Johnny discovers that some mischievous kids were the source of the “signal.” Slott then shows us a news bulletin of an anchor confirming that the signal was a fake, and that the Fantastic Four is truly gone. The news program also shows the reader interviews with various Marvel members, including Jennifer Walters, who is representing the kids that fired the signal. Ben drops the charges against them and investigates the Baxter Building, where the kids stole the flare from.

Ben takes a trip down memory lane, as he remembers an adventure in which Johnny had to sing to get them home. (Yeah, it doesn’t make much more sense when you read it.) The flashback feels a little gracious, but Ben transitions from the memory to talking about how lost and hopeless he’s felt in recent years. Now, he realizes that he’s ready for his biggest adventure ever.

Ben’s bold claim winds up being a lead-in to his marriage proposal to Alicia. This moment fell flat; Ben’s “biggest adventure ever” line leads the reader to think he’s talking about an epic journey in space and/or time. Instead, it’s just a marriage proposal. Sigh.

Ben and Alicia call Johnny over and tell him it’s emergency. False alarm, Torch; they’re only excited because they’re getting married and they want you to be their best man. Surprisingly, Johnny screams “no” when Ben asks him. The Human Torch explains that Reed Richards is the only one who should be Ben’s best man. Johnny’s outburst upsets Ben, but Johnny cuts him off and continues laying into him.

Ben, unlike Johnny, has clearly lost faith and hope when it comes to the return of Reed and Sue, and Johnny calls him out on it. Ben reminds him that, in recent months,he and Johnny have fruitlessly searched the Multiverse for their lost friends. Grimm says they’re gone, and those that remain owe it to Reed and Sue to live life to the fullest.

It took a little too long, but the issue finally gets interesting with this heated scene. Frankly, the reader should be surprised this blowup didn’t happen sooner; the recent issues of Two-In-One featured Johnny learning that Grimm lied to him, and, as a result, their relationship rapidly deteriorated.

The Torch takes off after he refuses to calm down and talk to Ben. Johnny starts yelling at the sky and in doing so, he believes he’s talking to Reed.
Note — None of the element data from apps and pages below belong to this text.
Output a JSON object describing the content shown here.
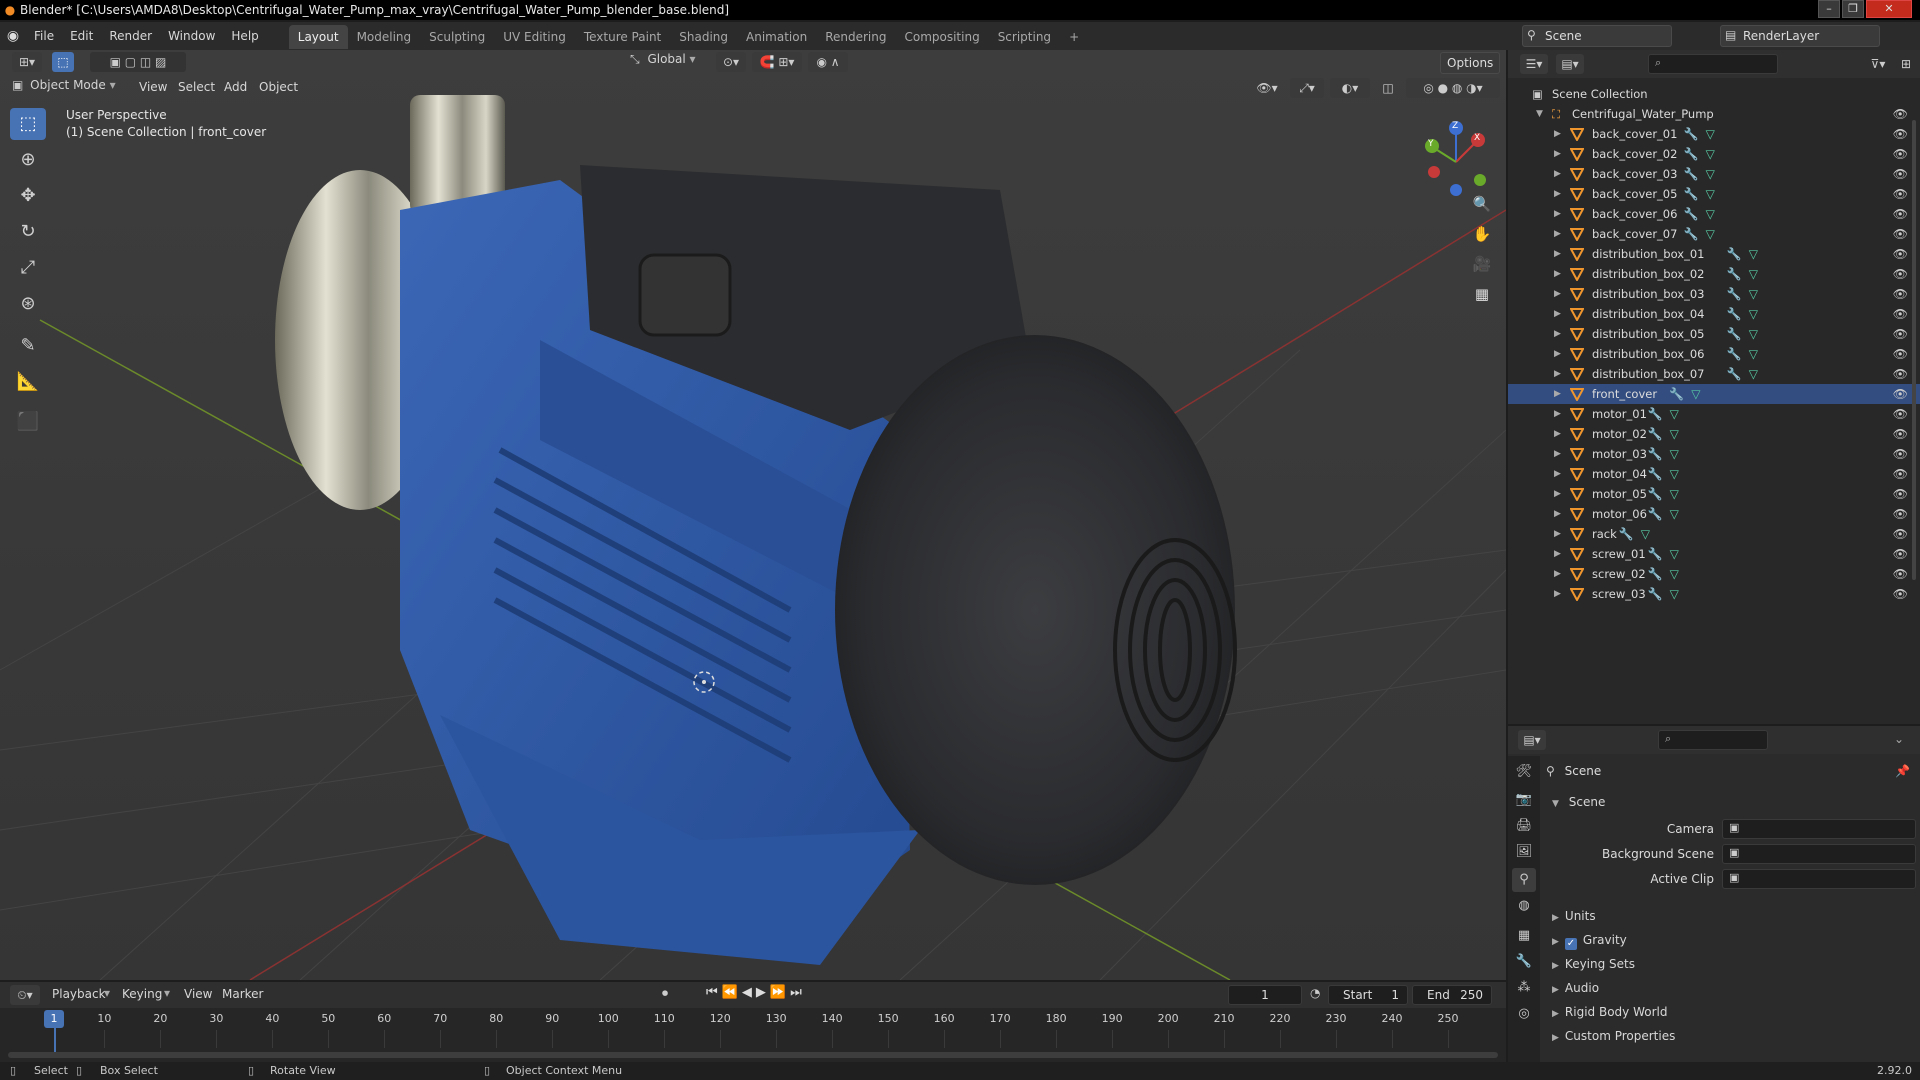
{
  "window": {
    "title": "Blender* [C:\\Users\\AMDA8\\Desktop\\Centrifugal_Water_Pump_max_vray\\Centrifugal_Water_Pump_blender_base.blend]"
  },
  "menu": [
    "File",
    "Edit",
    "Render",
    "Window",
    "Help"
  ],
  "workspaces": [
    "Layout",
    "Modeling",
    "Sculpting",
    "UV Editing",
    "Texture Paint",
    "Shading",
    "Animation",
    "Rendering",
    "Compositing",
    "Scripting"
  ],
  "add_workspace": "+",
  "scene": {
    "name": "Scene",
    "render_layer": "RenderLayer"
  },
  "viewport_header": {
    "transform_orientation": "Global",
    "options": "Options",
    "mode": "Object Mode",
    "menus": [
      "View",
      "Select",
      "Add",
      "Object"
    ]
  },
  "viewport": {
    "view_name": "User Perspective",
    "collection_info": "(1) Scene Collection | front_cover",
    "gizmo": {
      "z": "Z",
      "x": "X",
      "y": "Y"
    }
  },
  "outliner": {
    "root": "Scene Collection",
    "collection": "Centrifugal_Water_Pump",
    "selected": "front_cover",
    "items": [
      "back_cover_01",
      "back_cover_02",
      "back_cover_03",
      "back_cover_05",
      "back_cover_06",
      "back_cover_07",
      "distribution_box_01",
      "distribution_box_02",
      "distribution_box_03",
      "distribution_box_04",
      "distribution_box_05",
      "distribution_box_06",
      "distribution_box_07",
      "front_cover",
      "motor_01",
      "motor_02",
      "motor_03",
      "motor_04",
      "motor_05",
      "motor_06",
      "rack",
      "screw_01",
      "screw_02",
      "screw_03"
    ]
  },
  "properties": {
    "title": "Scene",
    "panel": "Scene",
    "fields": [
      {
        "label": "Camera",
        "value": ""
      },
      {
        "label": "Background Scene",
        "value": ""
      },
      {
        "label": "Active Clip",
        "value": ""
      }
    ],
    "sections": [
      {
        "label": "Units",
        "checkbox": false
      },
      {
        "label": "Gravity",
        "checkbox": true
      },
      {
        "label": "Keying Sets",
        "checkbox": false
      },
      {
        "label": "Audio",
        "checkbox": false
      },
      {
        "label": "Rigid Body World",
        "checkbox": false
      },
      {
        "label": "Custom Properties",
        "checkbox": false
      }
    ]
  },
  "timeline": {
    "menus": [
      "Playback",
      "Keying",
      "View",
      "Marker"
    ],
    "current_frame": "1",
    "start_label": "Start",
    "start": "1",
    "end_label": "End",
    "end": "250",
    "ruler": [
      "1",
      "10",
      "20",
      "30",
      "40",
      "50",
      "60",
      "70",
      "80",
      "90",
      "100",
      "110",
      "120",
      "130",
      "140",
      "150",
      "160",
      "170",
      "180",
      "190",
      "200",
      "210",
      "220",
      "230",
      "240",
      "250"
    ]
  },
  "statusbar": {
    "select": "Select",
    "box_select": "Box Select",
    "rotate": "Rotate View",
    "context": "Object Context Menu",
    "version": "2.92.0"
  },
  "colors": {
    "accent": "#4772b3",
    "pump_blue": "#2f5aa8",
    "selection": "#334d80",
    "orange": "#f08a24"
  }
}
Johnny wants Reed to show him a sign that the missing Fantastic Four members are alive, which is met with more silence. Upon the lack of an answer, Johnny realizes that Reed and Sue are really gone.

Suddenly, the story shifts to a mysterious planet, where Reed and Sue are alive and well. Sue says Reed’s plan seems impossible, but she always believes in him. Mr. Fantastic says that faith allows him to accomplish the impossible. Reed fires up some gizmo, and the story pans back to Ben, who looks to the sky and says “unbelievable.”

Similarly, everyone in New York looks up and exclaims when, finally, Reed gives a real signal that his family is alive and well. Somehow, Mr. Fantastic projects a large “4” over the NYC sky.

That’s how the main story ends. There’s a mini secondary story with Dr. Doom, and it’s enjoyable and effective enough.

Those of us that feel disappointed with this issue just need to be patient; a little cartoon after the Doom story tells us that the next issue will bring the Four back together again. Still, after so much build-up and anticipation, this issue fell flat.

I wanted to like this issue, I really did. Maybe I’m to blame for my disappointment; I expected to kick off the series with a bang by reuniting Reed and Sue with Ben and Johnny in the first issue. That’s a fair expectation, but failing to do so doesn’t necessarily condemn this issue to the reader’s failure or disappointment.

Next: 50 greatest super heroes of all time

Rating: 3/5

Yet, most readers will feel that this issue is a letdown. The “big reveal” of Reed and Sue truly being alive was anticlimactic and it could have been handled better. Rather than building up to it, Slott immediately pans to the two, out of the blue, while Ben and Johnny are fighting. It’s good to have the Fantastic Four “back”, but we’ll have to wait another month for the payoff.